▶ [What to do] For the word "title", search the records and show each line in which it occurs.

▶ [Raw data]

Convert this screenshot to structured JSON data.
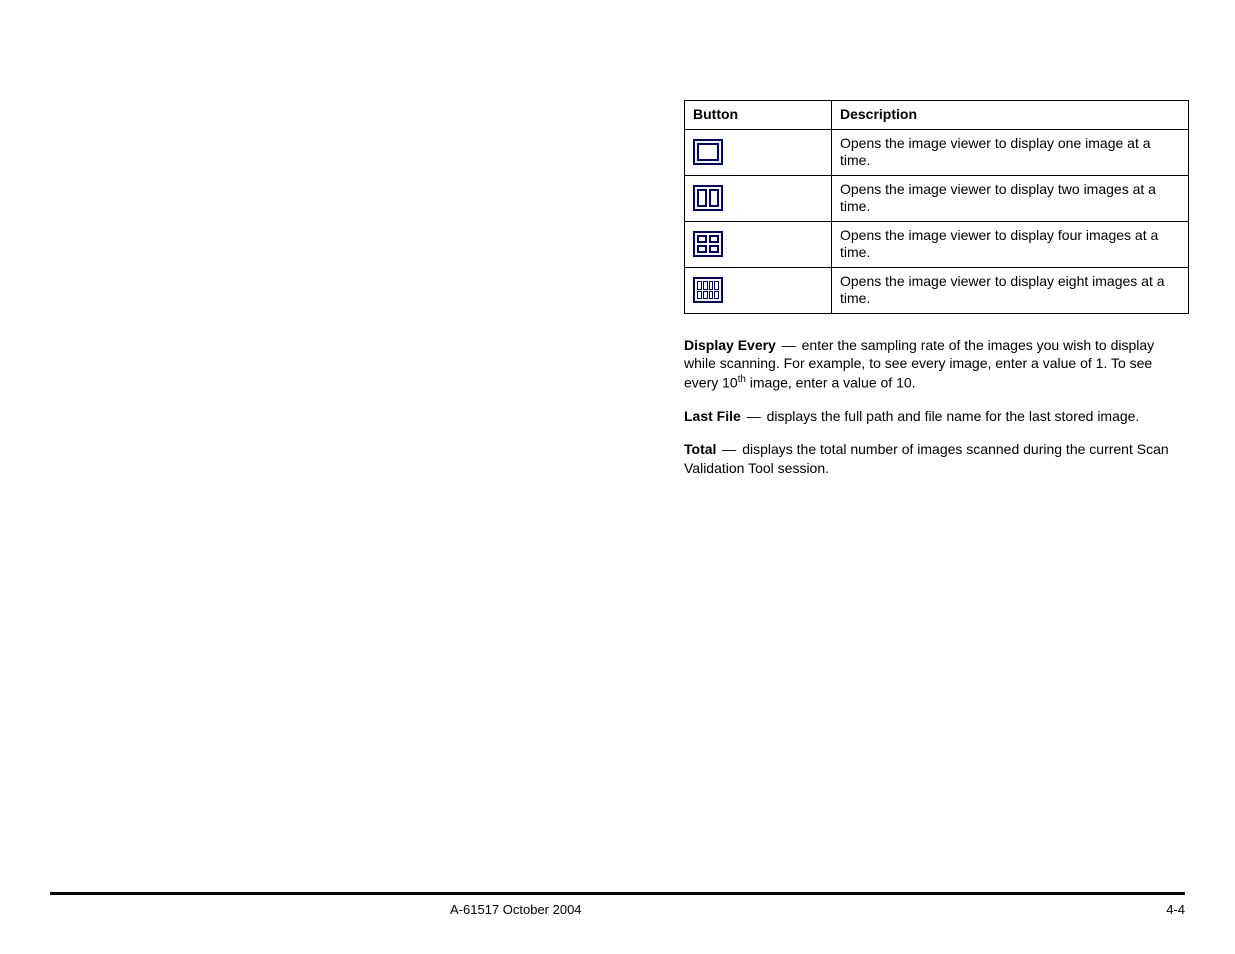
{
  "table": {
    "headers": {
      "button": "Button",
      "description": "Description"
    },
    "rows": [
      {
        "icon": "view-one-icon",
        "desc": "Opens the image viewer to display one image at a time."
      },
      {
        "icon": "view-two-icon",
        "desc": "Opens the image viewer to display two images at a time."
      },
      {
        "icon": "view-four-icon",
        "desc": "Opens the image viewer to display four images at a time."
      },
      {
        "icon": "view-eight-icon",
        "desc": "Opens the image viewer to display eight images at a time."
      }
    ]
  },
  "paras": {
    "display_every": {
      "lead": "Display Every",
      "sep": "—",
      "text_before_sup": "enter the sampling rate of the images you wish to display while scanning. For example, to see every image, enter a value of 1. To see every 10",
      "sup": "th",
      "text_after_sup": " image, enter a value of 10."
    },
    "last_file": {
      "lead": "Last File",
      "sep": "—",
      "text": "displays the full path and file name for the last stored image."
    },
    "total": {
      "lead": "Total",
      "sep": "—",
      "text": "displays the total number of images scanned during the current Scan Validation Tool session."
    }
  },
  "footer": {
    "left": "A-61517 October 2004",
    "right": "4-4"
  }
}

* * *

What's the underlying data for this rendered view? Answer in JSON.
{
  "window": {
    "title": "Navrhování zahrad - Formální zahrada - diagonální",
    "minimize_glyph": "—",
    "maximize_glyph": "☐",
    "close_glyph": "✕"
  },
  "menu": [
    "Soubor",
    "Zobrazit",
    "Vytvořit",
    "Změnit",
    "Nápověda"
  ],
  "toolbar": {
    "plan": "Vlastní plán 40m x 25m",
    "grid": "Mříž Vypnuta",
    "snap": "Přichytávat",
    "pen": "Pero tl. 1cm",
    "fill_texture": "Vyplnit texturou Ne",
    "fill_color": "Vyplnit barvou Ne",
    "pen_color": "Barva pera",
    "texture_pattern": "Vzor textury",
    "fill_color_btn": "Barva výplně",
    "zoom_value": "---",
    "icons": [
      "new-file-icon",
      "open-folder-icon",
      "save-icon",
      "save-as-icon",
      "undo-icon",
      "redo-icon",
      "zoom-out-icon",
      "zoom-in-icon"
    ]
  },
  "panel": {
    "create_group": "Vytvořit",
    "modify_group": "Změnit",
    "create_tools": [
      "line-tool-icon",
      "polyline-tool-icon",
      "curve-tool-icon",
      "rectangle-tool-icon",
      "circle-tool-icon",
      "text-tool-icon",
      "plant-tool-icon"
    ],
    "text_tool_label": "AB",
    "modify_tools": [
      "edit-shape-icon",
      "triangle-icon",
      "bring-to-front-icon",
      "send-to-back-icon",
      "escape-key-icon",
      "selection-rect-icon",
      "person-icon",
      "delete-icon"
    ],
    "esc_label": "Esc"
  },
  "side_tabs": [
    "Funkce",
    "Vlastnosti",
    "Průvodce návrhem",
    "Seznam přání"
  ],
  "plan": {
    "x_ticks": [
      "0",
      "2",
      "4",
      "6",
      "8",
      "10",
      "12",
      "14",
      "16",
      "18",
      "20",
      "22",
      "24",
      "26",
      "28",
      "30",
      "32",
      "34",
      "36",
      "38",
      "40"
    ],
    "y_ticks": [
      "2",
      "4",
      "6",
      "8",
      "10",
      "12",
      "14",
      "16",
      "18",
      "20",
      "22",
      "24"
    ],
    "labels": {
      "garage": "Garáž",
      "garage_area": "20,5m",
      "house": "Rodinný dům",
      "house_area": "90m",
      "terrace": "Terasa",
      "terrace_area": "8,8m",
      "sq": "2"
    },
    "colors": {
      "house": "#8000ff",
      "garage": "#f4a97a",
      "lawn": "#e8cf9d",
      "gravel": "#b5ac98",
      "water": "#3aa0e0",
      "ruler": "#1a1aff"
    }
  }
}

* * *

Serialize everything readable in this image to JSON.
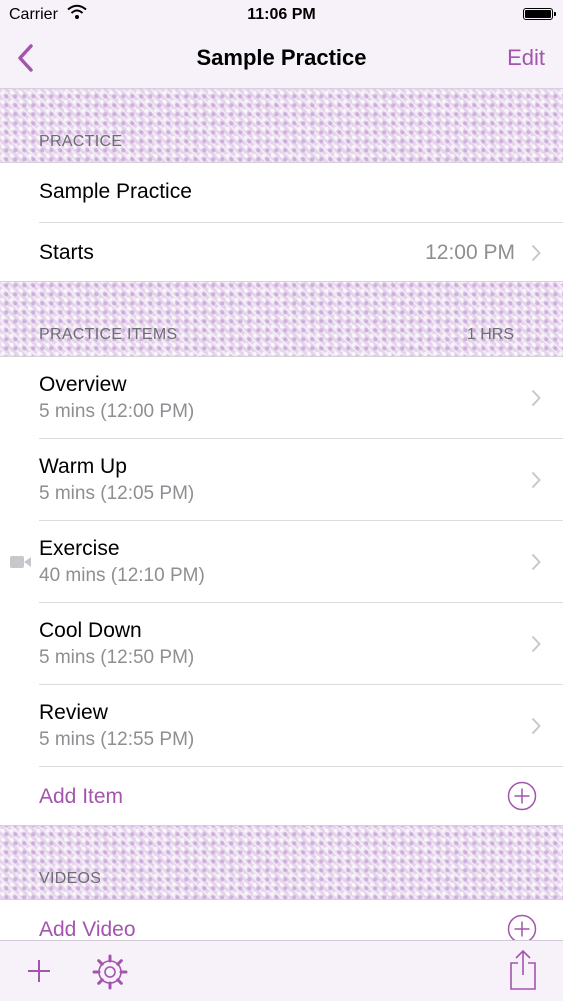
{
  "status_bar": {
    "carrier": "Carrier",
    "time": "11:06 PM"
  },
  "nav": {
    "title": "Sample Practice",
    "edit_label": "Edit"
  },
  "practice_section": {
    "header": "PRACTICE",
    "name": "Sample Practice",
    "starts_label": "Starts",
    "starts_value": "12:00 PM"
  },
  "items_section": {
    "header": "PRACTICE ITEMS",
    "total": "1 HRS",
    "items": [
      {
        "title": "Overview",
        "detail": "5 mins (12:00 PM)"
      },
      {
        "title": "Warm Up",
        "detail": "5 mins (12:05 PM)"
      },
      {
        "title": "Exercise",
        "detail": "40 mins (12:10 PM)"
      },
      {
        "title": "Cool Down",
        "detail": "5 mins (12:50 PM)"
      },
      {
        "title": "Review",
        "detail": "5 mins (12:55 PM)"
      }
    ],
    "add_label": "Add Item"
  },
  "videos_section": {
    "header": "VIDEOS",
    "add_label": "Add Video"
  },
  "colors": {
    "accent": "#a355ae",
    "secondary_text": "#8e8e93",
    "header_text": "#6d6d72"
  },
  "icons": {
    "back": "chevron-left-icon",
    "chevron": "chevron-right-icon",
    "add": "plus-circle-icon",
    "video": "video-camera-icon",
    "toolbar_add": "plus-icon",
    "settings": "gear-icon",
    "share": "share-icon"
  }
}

▶ [Answer to the exercise]
    "title": "Navrhování zahrad - Formální zahrada - diagonální",
    "title": "Sample Practice",
        "title": "Overview",
        "title": "Warm Up",
        "title": "Exercise",
        "title": "Cool Down",
        "title": "Review",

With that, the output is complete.